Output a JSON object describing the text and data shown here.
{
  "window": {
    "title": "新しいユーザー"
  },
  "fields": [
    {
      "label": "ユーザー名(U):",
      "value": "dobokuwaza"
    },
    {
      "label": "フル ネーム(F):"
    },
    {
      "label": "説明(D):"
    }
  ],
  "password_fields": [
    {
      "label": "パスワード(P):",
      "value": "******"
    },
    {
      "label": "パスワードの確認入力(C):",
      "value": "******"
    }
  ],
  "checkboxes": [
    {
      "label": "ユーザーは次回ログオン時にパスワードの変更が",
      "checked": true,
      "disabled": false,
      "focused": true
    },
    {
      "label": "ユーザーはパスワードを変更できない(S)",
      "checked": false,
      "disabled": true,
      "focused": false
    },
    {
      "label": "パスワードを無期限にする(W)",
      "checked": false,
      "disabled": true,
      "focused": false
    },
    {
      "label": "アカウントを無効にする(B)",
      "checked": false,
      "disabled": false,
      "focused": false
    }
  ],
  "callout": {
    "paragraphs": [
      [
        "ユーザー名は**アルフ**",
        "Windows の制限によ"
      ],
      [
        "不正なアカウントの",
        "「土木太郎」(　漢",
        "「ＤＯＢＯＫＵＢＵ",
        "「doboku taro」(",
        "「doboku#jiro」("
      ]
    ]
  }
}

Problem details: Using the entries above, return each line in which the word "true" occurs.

Completed task:
      "checked": true,
      "focused": true
      "disabled": true,
      "disabled": true,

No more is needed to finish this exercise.